During this time period, he met and married Emma Carr, sister of the Durham tobacco manufacturer Julian S. Carr. In 1883, he was appointed a professor at Trinity College and moved, along with the Education Journal, back to Randolph County. Much of his time over then next few years was spent in dealing with the financial problems of the school. After Marquis Lafayette Wood resigned from the presidency of Trinty in December 1884, Heitman served as an interim head of the school in his capacity as chairman of the faculty. Along with the Committee of Management--his brother-in-law Carr, J.W. Alspaugh, and James A. Gray--Heitman managed to keep the school financially afloat and increase enrollment. In 1887, a new president, John Franklin Crowell, was chosen to lead Trinity.

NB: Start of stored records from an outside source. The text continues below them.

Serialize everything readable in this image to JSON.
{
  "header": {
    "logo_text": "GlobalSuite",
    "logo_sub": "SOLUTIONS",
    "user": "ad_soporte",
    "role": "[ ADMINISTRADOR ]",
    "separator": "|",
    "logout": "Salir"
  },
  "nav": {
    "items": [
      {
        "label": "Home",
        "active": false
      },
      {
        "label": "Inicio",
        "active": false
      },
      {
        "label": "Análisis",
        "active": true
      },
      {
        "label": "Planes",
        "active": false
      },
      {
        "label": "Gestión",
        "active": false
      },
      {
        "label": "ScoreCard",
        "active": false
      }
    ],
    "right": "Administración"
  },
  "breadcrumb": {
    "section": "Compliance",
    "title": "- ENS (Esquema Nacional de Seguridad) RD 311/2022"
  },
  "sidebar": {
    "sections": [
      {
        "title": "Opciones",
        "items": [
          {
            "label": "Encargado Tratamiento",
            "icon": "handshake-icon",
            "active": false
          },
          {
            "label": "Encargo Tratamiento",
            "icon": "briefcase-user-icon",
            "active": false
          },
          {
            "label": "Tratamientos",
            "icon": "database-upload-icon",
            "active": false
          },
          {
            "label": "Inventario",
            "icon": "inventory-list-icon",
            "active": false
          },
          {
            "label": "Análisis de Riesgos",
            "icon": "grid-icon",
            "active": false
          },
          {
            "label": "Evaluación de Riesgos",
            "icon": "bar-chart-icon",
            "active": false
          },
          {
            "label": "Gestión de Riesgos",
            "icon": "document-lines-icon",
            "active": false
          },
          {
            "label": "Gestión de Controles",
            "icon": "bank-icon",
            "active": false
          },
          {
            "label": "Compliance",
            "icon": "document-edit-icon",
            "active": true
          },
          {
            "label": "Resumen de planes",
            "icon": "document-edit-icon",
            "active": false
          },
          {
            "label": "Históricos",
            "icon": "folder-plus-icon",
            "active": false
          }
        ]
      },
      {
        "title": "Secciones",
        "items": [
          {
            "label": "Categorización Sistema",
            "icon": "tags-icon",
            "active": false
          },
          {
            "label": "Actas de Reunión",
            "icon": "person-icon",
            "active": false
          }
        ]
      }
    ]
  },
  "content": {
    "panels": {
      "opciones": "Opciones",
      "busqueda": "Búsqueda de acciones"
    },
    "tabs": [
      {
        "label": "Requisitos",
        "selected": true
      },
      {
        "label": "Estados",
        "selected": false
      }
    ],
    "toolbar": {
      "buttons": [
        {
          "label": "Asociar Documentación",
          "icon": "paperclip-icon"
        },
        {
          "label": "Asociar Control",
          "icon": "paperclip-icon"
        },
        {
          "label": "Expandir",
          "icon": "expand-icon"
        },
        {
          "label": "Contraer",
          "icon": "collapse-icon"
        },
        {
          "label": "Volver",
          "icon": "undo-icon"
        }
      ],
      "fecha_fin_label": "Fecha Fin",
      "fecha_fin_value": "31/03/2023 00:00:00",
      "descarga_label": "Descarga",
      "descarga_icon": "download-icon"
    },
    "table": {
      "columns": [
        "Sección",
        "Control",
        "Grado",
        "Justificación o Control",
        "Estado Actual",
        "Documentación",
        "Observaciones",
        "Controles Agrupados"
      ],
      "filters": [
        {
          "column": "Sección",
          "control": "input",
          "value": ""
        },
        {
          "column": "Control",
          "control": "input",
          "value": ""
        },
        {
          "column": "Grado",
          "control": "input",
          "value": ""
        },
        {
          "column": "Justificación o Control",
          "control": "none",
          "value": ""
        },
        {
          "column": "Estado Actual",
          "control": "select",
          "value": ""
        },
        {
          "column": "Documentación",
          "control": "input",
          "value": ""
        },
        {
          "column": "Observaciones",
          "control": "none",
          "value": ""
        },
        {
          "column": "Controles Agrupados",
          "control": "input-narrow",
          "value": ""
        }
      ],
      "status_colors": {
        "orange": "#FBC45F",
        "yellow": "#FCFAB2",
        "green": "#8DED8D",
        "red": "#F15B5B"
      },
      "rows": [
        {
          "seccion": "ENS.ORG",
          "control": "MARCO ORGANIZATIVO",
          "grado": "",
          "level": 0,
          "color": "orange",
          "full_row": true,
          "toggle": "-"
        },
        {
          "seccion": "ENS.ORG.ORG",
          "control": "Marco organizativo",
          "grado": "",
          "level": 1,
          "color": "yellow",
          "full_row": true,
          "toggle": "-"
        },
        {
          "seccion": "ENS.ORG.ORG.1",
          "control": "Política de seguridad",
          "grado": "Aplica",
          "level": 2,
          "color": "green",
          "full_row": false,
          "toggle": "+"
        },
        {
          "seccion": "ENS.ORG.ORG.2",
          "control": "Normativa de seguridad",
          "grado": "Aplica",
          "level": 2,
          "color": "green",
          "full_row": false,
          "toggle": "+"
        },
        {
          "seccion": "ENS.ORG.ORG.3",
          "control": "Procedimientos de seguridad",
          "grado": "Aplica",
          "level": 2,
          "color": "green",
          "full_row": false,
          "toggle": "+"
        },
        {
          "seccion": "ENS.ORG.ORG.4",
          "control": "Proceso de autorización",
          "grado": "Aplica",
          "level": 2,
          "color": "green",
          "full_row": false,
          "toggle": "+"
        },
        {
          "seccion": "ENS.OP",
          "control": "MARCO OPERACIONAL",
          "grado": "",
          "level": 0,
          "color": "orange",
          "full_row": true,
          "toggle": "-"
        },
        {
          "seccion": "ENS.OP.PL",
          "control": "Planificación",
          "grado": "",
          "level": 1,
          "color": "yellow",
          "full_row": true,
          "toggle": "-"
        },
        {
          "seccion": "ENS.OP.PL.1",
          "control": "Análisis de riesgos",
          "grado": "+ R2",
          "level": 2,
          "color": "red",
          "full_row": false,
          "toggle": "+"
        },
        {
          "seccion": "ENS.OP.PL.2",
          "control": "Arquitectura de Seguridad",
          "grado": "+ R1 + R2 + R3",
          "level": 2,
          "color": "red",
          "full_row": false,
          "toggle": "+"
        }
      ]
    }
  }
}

In 1892, Trinity College moved to Durham County, but Heitman stayed in Randolph County to become Headmaster of Trinity High School. In 1895 he was replaced as headmaster by the Board of Trustees of Trinity College. He then devoted his time to the North Carolina Home Journal, and continuing a series of articles on North Carolina history that he had begun in the North Carolina Educational Journal.

Heitman died on June 15, 1904, and is buried in Trinity Cemetery, Trinity, North Carolina, along with his wife. They had three children: Eva (Mrs. W. Bivens), Polly (Mrs. R.B. Terry), and John.

Related Material

  • Kilgo (John C.) Records and Papers, 1888-1970 (bulk 1894-1920) (Duke University Archives)
  • Trinity College (Randolph County, N.C.) Collection, 1836-1990 (Duke University Archives)

Click to find related materials at Duke University Libraries.


The John Franklin Heitman Papers were received as a transfer and gift in 1967.

Processing Information

Processed by Valerie Gillispie

Completed August 10, 2004

Encoded by Valerie Gillispie, August 10, 2004